START Data supplied

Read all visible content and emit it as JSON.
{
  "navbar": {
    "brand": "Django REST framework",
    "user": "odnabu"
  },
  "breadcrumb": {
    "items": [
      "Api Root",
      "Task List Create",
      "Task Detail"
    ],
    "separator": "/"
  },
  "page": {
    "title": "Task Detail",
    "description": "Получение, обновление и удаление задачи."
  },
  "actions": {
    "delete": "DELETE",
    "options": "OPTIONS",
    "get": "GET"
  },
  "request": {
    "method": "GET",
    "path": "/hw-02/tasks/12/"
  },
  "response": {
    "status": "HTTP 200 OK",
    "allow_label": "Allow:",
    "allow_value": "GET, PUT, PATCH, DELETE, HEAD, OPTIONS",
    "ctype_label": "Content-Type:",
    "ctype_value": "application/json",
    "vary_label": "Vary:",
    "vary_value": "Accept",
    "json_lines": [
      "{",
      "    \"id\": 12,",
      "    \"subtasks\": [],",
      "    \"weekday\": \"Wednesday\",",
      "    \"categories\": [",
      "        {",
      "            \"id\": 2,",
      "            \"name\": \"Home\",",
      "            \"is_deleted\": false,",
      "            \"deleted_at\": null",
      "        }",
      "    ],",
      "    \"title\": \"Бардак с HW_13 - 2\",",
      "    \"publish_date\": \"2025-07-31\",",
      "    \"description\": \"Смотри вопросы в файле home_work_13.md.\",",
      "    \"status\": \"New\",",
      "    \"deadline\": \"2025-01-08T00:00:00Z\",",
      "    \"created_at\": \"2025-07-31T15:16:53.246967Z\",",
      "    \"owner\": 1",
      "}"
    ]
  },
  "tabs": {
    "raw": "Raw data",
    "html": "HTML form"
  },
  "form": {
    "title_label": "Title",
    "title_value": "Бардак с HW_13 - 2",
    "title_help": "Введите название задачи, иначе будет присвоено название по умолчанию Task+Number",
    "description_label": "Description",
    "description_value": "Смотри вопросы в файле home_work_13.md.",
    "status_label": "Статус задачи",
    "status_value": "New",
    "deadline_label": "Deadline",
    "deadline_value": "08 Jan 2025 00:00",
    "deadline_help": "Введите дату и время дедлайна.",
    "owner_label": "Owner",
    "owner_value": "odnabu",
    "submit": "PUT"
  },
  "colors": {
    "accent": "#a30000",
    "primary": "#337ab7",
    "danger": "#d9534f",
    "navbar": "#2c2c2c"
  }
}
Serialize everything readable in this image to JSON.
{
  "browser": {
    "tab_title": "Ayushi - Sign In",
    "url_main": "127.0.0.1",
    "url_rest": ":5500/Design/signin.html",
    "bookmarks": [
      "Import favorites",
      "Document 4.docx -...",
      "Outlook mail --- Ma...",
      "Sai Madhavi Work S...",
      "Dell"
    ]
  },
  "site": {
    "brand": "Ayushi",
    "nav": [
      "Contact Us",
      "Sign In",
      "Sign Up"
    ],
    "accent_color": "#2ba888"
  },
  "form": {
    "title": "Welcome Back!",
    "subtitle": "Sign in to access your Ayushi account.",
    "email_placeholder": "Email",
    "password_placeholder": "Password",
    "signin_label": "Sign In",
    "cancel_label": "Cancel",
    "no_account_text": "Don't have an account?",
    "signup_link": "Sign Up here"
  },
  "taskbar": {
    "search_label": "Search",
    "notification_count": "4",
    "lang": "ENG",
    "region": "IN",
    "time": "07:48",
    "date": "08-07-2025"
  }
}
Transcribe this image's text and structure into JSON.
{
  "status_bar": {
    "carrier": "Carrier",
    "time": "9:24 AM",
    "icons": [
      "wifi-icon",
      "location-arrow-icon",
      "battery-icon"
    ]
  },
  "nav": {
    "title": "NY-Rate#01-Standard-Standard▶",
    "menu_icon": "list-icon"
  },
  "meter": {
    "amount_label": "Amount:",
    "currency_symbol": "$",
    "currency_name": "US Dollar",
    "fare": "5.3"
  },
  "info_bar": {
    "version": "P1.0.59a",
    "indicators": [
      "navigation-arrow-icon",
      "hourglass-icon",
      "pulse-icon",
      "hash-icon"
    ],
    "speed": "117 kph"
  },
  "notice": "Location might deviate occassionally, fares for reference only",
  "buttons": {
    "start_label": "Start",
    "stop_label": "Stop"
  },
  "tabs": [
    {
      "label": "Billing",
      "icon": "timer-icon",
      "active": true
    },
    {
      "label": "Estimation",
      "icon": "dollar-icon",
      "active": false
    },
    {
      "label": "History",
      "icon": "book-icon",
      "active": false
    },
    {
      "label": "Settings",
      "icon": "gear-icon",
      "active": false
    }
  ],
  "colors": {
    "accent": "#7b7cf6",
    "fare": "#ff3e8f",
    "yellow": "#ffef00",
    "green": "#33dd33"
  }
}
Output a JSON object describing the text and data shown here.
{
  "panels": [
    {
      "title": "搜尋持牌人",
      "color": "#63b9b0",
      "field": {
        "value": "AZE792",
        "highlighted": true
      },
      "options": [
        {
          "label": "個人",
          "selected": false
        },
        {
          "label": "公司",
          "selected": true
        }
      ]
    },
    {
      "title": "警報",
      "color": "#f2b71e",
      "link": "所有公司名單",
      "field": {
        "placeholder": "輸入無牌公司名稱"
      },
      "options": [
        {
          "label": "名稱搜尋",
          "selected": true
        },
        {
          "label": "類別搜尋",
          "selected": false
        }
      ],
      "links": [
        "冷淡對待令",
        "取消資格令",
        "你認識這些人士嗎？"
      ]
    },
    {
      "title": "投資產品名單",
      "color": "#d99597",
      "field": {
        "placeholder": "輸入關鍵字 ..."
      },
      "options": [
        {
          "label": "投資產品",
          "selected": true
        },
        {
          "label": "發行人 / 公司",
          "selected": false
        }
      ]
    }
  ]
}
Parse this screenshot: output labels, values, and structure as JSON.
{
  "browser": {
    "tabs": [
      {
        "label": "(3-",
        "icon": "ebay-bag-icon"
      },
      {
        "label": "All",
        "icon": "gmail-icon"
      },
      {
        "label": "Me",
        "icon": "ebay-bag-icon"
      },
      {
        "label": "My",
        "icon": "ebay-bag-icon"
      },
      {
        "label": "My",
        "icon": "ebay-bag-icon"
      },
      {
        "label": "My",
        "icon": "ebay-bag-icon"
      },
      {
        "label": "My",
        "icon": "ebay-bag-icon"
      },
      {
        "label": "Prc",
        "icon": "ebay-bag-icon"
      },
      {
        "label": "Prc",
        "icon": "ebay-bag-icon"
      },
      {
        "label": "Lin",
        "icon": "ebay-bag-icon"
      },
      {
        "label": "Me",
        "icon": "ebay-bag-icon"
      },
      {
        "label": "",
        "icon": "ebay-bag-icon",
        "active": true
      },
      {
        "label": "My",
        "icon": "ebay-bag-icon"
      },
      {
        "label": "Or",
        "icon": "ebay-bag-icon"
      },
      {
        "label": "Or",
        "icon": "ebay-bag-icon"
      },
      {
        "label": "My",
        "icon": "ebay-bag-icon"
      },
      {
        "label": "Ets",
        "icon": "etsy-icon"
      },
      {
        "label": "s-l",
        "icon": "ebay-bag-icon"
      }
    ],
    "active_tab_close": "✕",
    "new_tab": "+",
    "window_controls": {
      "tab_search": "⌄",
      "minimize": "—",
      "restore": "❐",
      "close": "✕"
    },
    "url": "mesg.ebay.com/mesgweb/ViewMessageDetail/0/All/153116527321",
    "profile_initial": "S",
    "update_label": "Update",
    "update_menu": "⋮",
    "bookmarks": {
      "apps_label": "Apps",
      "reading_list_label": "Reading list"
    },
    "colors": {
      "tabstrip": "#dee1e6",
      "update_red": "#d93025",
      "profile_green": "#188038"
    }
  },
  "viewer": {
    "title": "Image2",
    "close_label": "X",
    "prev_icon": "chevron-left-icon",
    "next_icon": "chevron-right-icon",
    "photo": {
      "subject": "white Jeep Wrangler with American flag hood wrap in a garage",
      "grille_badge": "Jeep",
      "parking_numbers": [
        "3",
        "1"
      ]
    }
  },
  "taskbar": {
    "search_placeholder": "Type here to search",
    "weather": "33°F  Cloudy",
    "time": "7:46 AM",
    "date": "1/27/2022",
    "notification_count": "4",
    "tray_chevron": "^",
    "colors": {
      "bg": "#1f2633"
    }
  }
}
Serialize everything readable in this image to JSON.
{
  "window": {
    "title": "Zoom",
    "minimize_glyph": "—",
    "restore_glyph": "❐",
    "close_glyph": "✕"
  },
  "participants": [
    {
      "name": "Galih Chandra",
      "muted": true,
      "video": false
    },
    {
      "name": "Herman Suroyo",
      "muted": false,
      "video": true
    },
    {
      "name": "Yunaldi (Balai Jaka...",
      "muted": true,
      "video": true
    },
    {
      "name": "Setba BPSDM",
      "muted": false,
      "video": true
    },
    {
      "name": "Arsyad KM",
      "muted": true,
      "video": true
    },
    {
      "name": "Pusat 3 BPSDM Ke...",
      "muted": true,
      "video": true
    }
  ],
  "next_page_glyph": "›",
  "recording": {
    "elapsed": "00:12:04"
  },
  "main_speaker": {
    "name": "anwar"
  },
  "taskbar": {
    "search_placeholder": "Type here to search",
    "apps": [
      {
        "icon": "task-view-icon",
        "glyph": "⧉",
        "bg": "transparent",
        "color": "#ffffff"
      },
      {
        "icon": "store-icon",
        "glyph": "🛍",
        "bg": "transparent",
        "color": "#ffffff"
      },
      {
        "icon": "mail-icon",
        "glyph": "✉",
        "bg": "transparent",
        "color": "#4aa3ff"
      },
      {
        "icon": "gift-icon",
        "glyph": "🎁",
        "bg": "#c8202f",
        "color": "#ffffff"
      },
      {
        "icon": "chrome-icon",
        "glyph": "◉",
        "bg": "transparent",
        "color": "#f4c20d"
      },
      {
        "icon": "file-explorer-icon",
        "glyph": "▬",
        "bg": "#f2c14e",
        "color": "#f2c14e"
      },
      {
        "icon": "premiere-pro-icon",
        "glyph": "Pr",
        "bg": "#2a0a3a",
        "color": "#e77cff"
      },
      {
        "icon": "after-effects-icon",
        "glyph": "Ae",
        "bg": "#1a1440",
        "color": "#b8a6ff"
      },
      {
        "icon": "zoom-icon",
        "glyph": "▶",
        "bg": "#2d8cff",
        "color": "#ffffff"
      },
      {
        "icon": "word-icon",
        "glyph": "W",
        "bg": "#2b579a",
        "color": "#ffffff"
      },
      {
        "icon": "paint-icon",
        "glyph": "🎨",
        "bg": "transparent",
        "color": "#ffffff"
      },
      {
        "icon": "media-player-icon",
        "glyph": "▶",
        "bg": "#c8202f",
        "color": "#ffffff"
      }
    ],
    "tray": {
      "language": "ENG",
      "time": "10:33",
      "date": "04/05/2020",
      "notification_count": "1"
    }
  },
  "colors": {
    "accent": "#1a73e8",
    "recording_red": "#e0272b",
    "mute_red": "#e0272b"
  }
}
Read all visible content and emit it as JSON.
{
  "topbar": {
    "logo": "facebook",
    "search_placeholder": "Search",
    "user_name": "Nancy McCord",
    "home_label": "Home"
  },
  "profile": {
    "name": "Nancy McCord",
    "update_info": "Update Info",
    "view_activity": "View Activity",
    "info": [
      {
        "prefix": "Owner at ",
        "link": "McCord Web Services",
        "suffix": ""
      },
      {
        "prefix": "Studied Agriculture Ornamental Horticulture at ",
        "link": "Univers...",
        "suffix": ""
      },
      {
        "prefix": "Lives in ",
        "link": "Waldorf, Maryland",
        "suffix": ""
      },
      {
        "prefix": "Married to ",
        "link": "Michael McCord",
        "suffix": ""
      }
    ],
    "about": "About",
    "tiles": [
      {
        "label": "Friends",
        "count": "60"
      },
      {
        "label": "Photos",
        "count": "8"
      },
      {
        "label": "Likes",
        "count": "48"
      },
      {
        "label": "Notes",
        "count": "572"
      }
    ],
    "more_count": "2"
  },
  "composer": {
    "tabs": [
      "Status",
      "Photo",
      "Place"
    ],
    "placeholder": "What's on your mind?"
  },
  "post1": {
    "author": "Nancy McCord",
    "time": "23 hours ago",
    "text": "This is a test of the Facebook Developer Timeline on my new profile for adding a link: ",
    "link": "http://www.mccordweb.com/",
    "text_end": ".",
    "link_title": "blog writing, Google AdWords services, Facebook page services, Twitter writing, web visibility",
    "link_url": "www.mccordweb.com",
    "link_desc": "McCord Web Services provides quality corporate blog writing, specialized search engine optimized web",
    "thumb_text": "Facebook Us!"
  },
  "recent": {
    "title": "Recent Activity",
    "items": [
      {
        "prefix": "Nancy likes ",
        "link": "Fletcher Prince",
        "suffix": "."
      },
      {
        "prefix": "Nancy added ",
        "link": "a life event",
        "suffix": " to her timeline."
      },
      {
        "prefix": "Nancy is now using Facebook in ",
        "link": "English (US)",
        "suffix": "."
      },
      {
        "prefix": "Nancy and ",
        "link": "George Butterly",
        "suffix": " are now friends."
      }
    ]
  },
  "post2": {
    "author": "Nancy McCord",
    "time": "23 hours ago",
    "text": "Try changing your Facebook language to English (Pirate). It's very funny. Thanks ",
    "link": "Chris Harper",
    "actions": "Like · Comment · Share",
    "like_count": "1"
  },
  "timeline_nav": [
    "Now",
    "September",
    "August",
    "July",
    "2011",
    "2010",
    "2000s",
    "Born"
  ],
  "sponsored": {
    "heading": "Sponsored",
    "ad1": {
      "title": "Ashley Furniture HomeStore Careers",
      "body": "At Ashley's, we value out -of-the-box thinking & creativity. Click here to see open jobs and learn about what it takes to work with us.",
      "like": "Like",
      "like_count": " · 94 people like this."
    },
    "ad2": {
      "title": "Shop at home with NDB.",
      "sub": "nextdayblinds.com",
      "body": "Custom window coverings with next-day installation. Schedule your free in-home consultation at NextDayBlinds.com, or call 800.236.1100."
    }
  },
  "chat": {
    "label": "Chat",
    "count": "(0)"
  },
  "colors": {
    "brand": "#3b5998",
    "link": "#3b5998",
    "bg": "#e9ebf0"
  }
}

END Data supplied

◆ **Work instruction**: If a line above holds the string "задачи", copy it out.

◆ **Answer area**:
    "description": "Получение, обновление и удаление задачи."
    "title_help": "Введите название задачи, иначе будет присвоено название по умолчанию Task+Number",
    "status_label": "Статус задачи",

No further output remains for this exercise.